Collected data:

• • • •

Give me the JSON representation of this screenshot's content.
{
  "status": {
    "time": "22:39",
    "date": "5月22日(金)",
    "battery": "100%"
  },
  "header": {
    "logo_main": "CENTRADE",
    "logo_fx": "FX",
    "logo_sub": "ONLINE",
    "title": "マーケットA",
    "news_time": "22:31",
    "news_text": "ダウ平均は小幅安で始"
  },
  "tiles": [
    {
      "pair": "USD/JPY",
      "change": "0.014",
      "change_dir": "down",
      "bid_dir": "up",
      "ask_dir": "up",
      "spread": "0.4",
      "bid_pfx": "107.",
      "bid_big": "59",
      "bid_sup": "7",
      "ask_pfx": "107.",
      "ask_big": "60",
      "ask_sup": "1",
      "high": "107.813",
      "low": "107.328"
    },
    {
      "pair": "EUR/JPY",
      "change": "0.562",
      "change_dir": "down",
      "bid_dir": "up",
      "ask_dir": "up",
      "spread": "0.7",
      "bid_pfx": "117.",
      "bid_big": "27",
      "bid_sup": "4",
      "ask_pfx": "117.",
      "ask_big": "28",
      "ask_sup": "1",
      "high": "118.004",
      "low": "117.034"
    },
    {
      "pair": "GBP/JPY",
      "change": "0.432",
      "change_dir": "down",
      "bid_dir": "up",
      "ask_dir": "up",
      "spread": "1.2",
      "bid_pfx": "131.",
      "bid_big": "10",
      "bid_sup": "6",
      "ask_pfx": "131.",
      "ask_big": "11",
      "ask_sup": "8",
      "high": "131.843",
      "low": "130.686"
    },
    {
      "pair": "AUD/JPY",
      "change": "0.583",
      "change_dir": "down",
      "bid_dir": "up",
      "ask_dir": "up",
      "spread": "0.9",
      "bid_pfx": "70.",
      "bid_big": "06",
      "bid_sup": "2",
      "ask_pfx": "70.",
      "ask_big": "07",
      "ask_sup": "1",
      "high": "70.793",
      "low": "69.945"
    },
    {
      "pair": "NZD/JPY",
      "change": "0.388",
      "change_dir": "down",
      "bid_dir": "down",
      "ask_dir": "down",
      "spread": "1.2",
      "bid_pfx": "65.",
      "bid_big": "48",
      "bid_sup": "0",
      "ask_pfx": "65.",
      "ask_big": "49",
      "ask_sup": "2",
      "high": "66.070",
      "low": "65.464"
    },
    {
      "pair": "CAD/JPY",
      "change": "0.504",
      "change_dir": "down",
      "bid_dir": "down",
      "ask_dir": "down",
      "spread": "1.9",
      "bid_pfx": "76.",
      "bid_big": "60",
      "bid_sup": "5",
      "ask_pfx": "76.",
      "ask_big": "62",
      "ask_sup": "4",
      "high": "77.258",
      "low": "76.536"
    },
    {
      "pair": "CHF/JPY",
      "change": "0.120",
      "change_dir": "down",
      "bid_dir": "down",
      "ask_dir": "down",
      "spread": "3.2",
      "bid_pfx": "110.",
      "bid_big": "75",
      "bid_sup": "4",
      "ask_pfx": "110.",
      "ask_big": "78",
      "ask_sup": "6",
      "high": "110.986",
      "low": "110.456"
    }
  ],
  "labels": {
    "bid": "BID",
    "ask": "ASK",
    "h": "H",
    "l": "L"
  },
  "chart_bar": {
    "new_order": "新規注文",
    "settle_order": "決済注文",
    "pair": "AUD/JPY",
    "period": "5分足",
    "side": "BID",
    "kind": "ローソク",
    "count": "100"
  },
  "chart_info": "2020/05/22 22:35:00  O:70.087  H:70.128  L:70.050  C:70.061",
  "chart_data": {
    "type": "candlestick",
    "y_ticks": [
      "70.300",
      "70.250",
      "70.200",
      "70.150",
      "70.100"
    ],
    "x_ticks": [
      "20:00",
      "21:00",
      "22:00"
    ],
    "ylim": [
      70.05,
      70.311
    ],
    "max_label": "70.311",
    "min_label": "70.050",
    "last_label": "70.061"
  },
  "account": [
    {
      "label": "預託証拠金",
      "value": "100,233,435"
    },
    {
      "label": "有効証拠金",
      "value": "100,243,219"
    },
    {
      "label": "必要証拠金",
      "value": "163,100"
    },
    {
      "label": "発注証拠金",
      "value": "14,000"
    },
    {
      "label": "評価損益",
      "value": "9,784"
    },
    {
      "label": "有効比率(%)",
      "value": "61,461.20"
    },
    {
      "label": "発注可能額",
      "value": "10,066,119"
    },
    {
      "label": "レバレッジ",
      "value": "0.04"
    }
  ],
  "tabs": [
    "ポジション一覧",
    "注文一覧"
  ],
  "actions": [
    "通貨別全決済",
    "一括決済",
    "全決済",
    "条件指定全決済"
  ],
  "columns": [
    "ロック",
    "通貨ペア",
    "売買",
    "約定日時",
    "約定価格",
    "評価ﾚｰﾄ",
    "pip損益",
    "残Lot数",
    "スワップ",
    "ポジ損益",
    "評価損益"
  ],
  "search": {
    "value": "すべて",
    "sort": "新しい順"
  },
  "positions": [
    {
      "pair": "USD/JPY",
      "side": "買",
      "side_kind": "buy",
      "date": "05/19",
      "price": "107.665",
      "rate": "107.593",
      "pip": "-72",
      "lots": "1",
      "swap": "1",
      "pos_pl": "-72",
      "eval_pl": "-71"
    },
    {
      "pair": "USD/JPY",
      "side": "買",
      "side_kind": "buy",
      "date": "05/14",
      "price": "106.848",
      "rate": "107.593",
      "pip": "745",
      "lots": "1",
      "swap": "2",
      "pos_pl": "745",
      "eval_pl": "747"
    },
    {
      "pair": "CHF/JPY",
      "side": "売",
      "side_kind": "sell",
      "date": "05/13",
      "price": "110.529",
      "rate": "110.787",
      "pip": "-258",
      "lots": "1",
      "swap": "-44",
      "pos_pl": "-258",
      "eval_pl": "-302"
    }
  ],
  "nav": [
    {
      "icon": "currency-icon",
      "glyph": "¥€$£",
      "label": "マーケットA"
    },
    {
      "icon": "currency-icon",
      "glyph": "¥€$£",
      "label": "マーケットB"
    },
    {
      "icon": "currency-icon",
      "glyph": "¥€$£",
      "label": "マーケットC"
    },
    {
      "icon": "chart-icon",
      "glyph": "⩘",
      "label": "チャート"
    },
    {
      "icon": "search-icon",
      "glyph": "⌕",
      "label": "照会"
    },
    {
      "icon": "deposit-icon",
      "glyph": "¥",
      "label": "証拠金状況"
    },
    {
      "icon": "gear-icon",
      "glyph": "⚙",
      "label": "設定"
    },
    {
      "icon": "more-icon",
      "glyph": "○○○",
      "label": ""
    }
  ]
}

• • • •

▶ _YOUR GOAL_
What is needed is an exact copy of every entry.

▶ _ANSWER BOX_
Give me the JSON representation of this screenshot's content.
{
  "status": {
    "time": "22:39",
    "date": "5月22日(金)",
    "battery": "100%"
  },
  "header": {
    "logo_main": "CENTRADE",
    "logo_fx": "FX",
    "logo_sub": "ONLINE",
    "title": "マーケットA",
    "news_time": "22:31",
    "news_text": "ダウ平均は小幅安で始"
  },
  "tiles": [
    {
      "pair": "USD/JPY",
      "change": "0.014",
      "change_dir": "down",
      "bid_dir": "up",
      "ask_dir": "up",
      "spread": "0.4",
      "bid_pfx": "107.",
      "bid_big": "59",
      "bid_sup": "7",
      "ask_pfx": "107.",
      "ask_big": "60",
      "ask_sup": "1",
      "high": "107.813",
      "low": "107.328"
    },
    {
      "pair": "EUR/JPY",
      "change": "0.562",
      "change_dir": "down",
      "bid_dir": "up",
      "ask_dir": "up",
      "spread": "0.7",
      "bid_pfx": "117.",
      "bid_big": "27",
      "bid_sup": "4",
      "ask_pfx": "117.",
      "ask_big": "28",
      "ask_sup": "1",
      "high": "118.004",
      "low": "117.034"
    },
    {
      "pair": "GBP/JPY",
      "change": "0.432",
      "change_dir": "down",
      "bid_dir": "up",
      "ask_dir": "up",
      "spread": "1.2",
      "bid_pfx": "131.",
      "bid_big": "10",
      "bid_sup": "6",
      "ask_pfx": "131.",
      "ask_big": "11",
      "ask_sup": "8",
      "high": "131.843",
      "low": "130.686"
    },
    {
      "pair": "AUD/JPY",
      "change": "0.583",
      "change_dir": "down",
      "bid_dir": "up",
      "ask_dir": "up",
      "spread": "0.9",
      "bid_pfx": "70.",
      "bid_big": "06",
      "bid_sup": "2",
      "ask_pfx": "70.",
      "ask_big": "07",
      "ask_sup": "1",
      "high": "70.793",
      "low": "69.945"
    },
    {
      "pair": "NZD/JPY",
      "change": "0.388",
      "change_dir": "down",
      "bid_dir": "down",
      "ask_dir": "down",
      "spread": "1.2",
      "bid_pfx": "65.",
      "bid_big": "48",
      "bid_sup": "0",
      "ask_pfx": "65.",
      "ask_big": "49",
      "ask_sup": "2",
      "high": "66.070",
      "low": "65.464"
    },
    {
      "pair": "CAD/JPY",
      "change": "0.504",
      "change_dir": "down",
      "bid_dir": "down",
      "ask_dir": "down",
      "spread": "1.9",
      "bid_pfx": "76.",
      "bid_big": "60",
      "bid_sup": "5",
      "ask_pfx": "76.",
      "ask_big": "62",
      "ask_sup": "4",
      "high": "77.258",
      "low": "76.536"
    },
    {
      "pair": "CHF/JPY",
      "change": "0.120",
      "change_dir": "down",
      "bid_dir": "down",
      "ask_dir": "down",
      "spread": "3.2",
      "bid_pfx": "110.",
      "bid_big": "75",
      "bid_sup": "4",
      "ask_pfx": "110.",
      "ask_big": "78",
      "ask_sup": "6",
      "high": "110.986",
      "low": "110.456"
    }
  ],
  "labels": {
    "bid": "BID",
    "ask": "ASK",
    "h": "H",
    "l": "L"
  },
  "chart_bar": {
    "new_order": "新規注文",
    "settle_order": "決済注文",
    "pair": "AUD/JPY",
    "period": "5分足",
    "side": "BID",
    "kind": "ローソク",
    "count": "100"
  },
  "chart_info": "2020/05/22 22:35:00  O:70.087  H:70.128  L:70.050  C:70.061",
  "chart_data": {
    "type": "candlestick",
    "y_ticks": [
      "70.300",
      "70.250",
      "70.200",
      "70.150",
      "70.100"
    ],
    "x_ticks": [
      "20:00",
      "21:00",
      "22:00"
    ],
    "ylim": [
      70.05,
      70.311
    ],
    "max_label": "70.311",
    "min_label": "70.050",
    "last_label": "70.061"
  },
  "account": [
    {
      "label": "預託証拠金",
      "value": "100,233,435"
    },
    {
      "label": "有効証拠金",
      "value": "100,243,219"
    },
    {
      "label": "必要証拠金",
      "value": "163,100"
    },
    {
      "label": "発注証拠金",
      "value": "14,000"
    },
    {
      "label": "評価損益",
      "value": "9,784"
    },
    {
      "label": "有効比率(%)",
      "value": "61,461.20"
    },
    {
      "label": "発注可能額",
      "value": "10,066,119"
    },
    {
      "label": "レバレッジ",
      "value": "0.04"
    }
  ],
  "tabs": [
    "ポジション一覧",
    "注文一覧"
  ],
  "actions": [
    "通貨別全決済",
    "一括決済",
    "全決済",
    "条件指定全決済"
  ],
  "columns": [
    "ロック",
    "通貨ペア",
    "売買",
    "約定日時",
    "約定価格",
    "評価ﾚｰﾄ",
    "pip損益",
    "残Lot数",
    "スワップ",
    "ポジ損益",
    "評価損益"
  ],
  "search": {
    "value": "すべて",
    "sort": "新しい順"
  },
  "positions": [
    {
      "pair": "USD/JPY",
      "side": "買",
      "side_kind": "buy",
      "date": "05/19",
      "price": "107.665",
      "rate": "107.593",
      "pip": "-72",
      "lots": "1",
      "swap": "1",
      "pos_pl": "-72",
      "eval_pl": "-71"
    },
    {
      "pair": "USD/JPY",
      "side": "買",
      "side_kind": "buy",
      "date": "05/14",
      "price": "106.848",
      "rate": "107.593",
      "pip": "745",
      "lots": "1",
      "swap": "2",
      "pos_pl": "745",
      "eval_pl": "747"
    },
    {
      "pair": "CHF/JPY",
      "side": "売",
      "side_kind": "sell",
      "date": "05/13",
      "price": "110.529",
      "rate": "110.787",
      "pip": "-258",
      "lots": "1",
      "swap": "-44",
      "pos_pl": "-258",
      "eval_pl": "-302"
    }
  ],
  "nav": [
    {
      "icon": "currency-icon",
      "glyph": "¥€$£",
      "label": "マーケットA"
    },
    {
      "icon": "currency-icon",
      "glyph": "¥€$£",
      "label": "マーケットB"
    },
    {
      "icon": "currency-icon",
      "glyph": "¥€$£",
      "label": "マーケットC"
    },
    {
      "icon": "chart-icon",
      "glyph": "⩘",
      "label": "チャート"
    },
    {
      "icon": "search-icon",
      "glyph": "⌕",
      "label": "照会"
    },
    {
      "icon": "deposit-icon",
      "glyph": "¥",
      "label": "証拠金状況"
    },
    {
      "icon": "gear-icon",
      "glyph": "⚙",
      "label": "設定"
    },
    {
      "icon": "more-icon",
      "glyph": "○○○",
      "label": ""
    }
  ]
}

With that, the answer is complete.